Vancouver-based closed containment leaders AgriMarine Inc. have announced the harvest of the company’s first crop of Chinook salmon ever reared in solid-wall closed containment in the People’s Republic of China.” This exciting milestone further proves that more sustainably raised farmed salmon can be produced on a commercial scale in closed systems. The company expects to harvest its first crop of Chinook salmon from its British Columbia farm in Middle Bay in the summer of 2012.

Israeli marine biologists have also developed a closed containment aquaculture system, Grow Fish Anywhere, that can raise both fresh and sea water fish. The company says the technology can be used anywhere in the world “regardless of climate or proximity to sources of water,” boasts zero waste discharge, as well as very little water use through re-circulation. Watch a video on the technology!

Closed containment farmed salmon, cooked to perfection

There’s a small, land-based closed containment farm located in Agassiz, British Columbia that produces a very tasty coho salmon for select Vancouver restaurants. Executive Chef Rob Clark at C Restaurant makes the most of the salmon with this tasty recipe from his cookbook C Food.

Thanks to Chef Clark, you can try it at home!


glazed squash | fresh flageolets | thyme-scented olive oil | Oncorhynchus kisutch | Serves 4 | Serve with Pinot Blanc, New World


  • 2 cups extra virgin olive oil
  • 2 bunches thyme
  • 2 bay leaves


  • 1 cup peeled, seeded and diced butternut squash, blanched
  • 1shallot, chopped
  • 1 cup fresh flageolet beans, blanched
  • ½ cup peeled, cored and diced Granny Smith apple
  • 1 tablespoon unsalted butter
  • ½ cup chicken stock


  • 4 coho fillets (each 6 ounces)
  • Kosher salt and black pepper
  • 2 tablespoons unsalted butter


  • To prepare the thyme-scented olive oil, heat the oil, thyme and bay leaves in a saucepan until the oil registers 194°F on an instant-read thermometer. Remove the saucepan from the heat and let the oil stand at room temperature for 5 hours. Strain the oil through a fine-mesh strainer into an airtight container and refrigerate for up to 1 month.
  • To prepare the glazed squash and flageolets, sauté the squash and shallot in 4 teaspoons of the thyme-fused olive oil until the shallot is soft and translucent. Add the flageolet beans, apple and butter, and cook for 1 minute.
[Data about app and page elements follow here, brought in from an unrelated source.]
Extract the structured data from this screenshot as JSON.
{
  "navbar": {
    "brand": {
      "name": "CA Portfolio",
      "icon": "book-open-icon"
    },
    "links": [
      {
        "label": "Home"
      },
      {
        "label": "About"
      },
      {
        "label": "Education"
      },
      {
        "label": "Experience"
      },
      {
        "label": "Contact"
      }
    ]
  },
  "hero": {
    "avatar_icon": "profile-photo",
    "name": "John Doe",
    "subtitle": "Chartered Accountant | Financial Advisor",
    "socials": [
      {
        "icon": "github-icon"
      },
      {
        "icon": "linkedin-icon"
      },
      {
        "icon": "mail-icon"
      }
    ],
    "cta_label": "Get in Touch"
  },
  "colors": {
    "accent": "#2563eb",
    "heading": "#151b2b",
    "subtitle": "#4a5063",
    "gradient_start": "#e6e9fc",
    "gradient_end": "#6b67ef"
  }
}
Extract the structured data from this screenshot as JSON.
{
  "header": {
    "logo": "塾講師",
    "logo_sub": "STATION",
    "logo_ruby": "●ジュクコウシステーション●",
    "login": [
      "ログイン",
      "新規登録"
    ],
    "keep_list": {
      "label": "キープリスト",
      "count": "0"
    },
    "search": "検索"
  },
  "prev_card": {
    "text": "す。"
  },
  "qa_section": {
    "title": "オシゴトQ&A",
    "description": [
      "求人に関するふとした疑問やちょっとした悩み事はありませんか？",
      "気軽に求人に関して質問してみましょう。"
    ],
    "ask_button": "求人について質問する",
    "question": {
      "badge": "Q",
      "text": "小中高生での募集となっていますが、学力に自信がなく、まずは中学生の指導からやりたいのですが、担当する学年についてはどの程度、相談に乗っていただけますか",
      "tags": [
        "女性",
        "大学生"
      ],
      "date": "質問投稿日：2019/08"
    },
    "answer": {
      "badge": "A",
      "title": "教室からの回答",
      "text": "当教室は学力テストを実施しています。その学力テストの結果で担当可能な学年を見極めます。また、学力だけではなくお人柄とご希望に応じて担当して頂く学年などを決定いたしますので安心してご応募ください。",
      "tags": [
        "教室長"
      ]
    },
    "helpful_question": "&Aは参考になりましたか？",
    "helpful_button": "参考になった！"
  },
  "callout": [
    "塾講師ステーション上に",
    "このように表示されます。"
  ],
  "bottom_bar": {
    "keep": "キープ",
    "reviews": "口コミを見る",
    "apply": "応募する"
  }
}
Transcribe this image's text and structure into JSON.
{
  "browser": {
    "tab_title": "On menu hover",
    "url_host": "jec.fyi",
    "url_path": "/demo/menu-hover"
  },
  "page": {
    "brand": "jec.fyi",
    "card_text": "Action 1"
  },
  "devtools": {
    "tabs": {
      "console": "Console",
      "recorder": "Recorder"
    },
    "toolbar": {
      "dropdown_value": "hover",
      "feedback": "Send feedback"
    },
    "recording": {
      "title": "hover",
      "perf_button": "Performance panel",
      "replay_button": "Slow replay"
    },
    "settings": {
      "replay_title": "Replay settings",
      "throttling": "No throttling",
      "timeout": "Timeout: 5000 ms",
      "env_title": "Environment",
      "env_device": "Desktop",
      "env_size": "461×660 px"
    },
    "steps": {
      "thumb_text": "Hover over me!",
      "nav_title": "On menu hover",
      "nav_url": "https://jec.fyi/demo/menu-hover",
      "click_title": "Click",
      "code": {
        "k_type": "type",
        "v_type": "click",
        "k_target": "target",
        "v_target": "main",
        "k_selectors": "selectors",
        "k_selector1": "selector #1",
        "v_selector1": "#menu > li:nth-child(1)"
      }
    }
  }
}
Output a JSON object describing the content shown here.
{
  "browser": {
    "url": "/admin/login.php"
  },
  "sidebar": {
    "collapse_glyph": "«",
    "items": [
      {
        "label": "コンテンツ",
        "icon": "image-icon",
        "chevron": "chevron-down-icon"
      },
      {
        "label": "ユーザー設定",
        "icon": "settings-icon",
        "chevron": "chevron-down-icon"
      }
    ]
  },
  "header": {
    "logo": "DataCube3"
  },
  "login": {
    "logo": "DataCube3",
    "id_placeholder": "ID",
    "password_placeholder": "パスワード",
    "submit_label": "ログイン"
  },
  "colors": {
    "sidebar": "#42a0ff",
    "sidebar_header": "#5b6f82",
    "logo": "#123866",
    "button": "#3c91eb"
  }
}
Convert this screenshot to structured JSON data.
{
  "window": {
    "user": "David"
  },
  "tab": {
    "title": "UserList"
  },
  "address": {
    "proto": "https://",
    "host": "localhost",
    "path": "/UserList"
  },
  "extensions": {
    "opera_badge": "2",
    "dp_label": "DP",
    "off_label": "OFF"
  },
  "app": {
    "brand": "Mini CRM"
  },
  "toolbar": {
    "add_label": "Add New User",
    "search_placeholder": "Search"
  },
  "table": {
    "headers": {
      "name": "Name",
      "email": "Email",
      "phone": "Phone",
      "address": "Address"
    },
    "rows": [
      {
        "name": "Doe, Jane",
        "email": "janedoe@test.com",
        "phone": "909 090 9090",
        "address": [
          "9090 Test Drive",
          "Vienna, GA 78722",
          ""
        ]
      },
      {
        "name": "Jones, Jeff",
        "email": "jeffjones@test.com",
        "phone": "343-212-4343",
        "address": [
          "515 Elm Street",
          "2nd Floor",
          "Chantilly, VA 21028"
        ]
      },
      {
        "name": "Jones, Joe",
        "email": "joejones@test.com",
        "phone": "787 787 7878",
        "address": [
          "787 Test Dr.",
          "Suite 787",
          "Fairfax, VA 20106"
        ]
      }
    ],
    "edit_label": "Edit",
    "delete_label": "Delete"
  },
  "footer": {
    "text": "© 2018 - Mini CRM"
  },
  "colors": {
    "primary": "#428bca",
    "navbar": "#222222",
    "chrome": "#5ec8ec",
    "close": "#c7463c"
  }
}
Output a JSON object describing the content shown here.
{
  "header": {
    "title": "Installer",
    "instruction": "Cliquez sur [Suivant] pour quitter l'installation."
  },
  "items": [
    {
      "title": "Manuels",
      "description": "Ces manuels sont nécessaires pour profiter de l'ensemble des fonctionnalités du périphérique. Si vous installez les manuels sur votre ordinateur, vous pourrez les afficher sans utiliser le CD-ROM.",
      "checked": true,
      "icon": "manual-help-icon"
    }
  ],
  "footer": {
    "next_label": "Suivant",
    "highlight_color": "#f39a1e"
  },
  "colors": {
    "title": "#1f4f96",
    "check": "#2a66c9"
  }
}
Add the chicken stock and reduce until the vegetables are glazed and the chicken stock has a saucelike consistency.
  • To prepare the pan-seared coho, season the fillets with salt and pepper to taste and let stand at room temperature for 10 minutes. Melt the butter in a heavy bottomed skillet over medium-high heat. Place the coho fillets, skin side down, in the skillet and cook until the skin is crisp. Flip the fillets over and cook for about 1 second. The fish should still be a touch undercooked in the center.
  • To serve, mound the glazed squash and flageolets on 4 plates and top each with a coho fillet. Drizzle with a little thyme-scented olive oil.